And if 1 regular sized story and 4 short stories weren’t enough, you also get some fantastic pin up artwork in this book too! You’ll see stunning full-page images by Alex Maleev and Nathan Fairbairn, Brett Booth, Norm Rapmund and Andrew Dalhouse (their page had more of a Dick Grayson/Batman feel to it), Chris Burnham and Nathan Fairbairn, Jason Fabok and Jeromy Cox, Andy Clarke, Francesco Francavilla, Cameron Stewart, and a really cool watercolor by Dustin Nguyen depicting a classic scene from The Killing Joke.
It’s expensive, most of the stories could’ve been fleshed out more (probably could’ve cut one of the stories and elaborated on the remaining 4), and it would’ve been nice to have had something that was more new-reader friendly, but overall this was a really fun read. Whether or not it’s worth the price of a whole TPB like Saga or X-O Manowar, however, is debatable since most of these short stories feel more like teasers for future issues rather than a complete tale. If you’ve enjoyed Layman and Fabok’s run so far then you’re going to absolutely love it. It’s worth every penny for anyone who has loved the Emperor Penguin storyline. And if you haven’t been keeping up with what goes on in Detective or Batman (which is also referenced as well as Batman: The Dark Knight AND Talon) you’ll at the very least appreciate the exquisite artwork. It’s a very, very good looking book.

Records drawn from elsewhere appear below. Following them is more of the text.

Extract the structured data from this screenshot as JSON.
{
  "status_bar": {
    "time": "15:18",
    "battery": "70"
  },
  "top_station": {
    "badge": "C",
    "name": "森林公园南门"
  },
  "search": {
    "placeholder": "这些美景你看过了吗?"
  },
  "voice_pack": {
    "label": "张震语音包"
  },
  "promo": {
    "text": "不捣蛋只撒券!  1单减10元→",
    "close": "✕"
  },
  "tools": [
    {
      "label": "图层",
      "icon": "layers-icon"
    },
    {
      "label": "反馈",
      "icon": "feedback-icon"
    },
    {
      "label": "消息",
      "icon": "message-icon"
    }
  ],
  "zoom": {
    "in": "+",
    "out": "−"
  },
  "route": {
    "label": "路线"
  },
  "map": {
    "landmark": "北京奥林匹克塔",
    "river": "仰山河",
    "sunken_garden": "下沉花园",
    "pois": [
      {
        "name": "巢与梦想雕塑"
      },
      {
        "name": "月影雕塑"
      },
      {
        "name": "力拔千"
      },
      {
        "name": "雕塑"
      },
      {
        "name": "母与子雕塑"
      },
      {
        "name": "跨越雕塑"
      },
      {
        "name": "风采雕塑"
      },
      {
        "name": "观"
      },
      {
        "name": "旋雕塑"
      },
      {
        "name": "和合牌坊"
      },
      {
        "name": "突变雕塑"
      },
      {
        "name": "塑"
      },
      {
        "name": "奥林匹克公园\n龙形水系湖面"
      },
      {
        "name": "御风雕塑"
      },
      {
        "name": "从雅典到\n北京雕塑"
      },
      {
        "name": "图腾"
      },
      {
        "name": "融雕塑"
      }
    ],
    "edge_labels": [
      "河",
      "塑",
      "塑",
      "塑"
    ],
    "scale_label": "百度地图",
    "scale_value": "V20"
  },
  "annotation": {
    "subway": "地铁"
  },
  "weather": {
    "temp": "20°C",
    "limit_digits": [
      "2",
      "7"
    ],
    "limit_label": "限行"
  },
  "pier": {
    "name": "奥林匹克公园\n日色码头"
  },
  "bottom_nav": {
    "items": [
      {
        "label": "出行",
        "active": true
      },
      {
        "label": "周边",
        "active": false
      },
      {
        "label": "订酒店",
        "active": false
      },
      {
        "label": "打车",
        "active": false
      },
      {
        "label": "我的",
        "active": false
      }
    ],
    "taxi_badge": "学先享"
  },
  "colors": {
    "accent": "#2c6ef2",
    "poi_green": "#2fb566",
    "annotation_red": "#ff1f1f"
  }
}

Action, a new and improved Bane, progress in Emperor Penguin’s story, the first appearance of Man-Bat, and spectacular artwork. It’s a book that gives you a lot to talk about.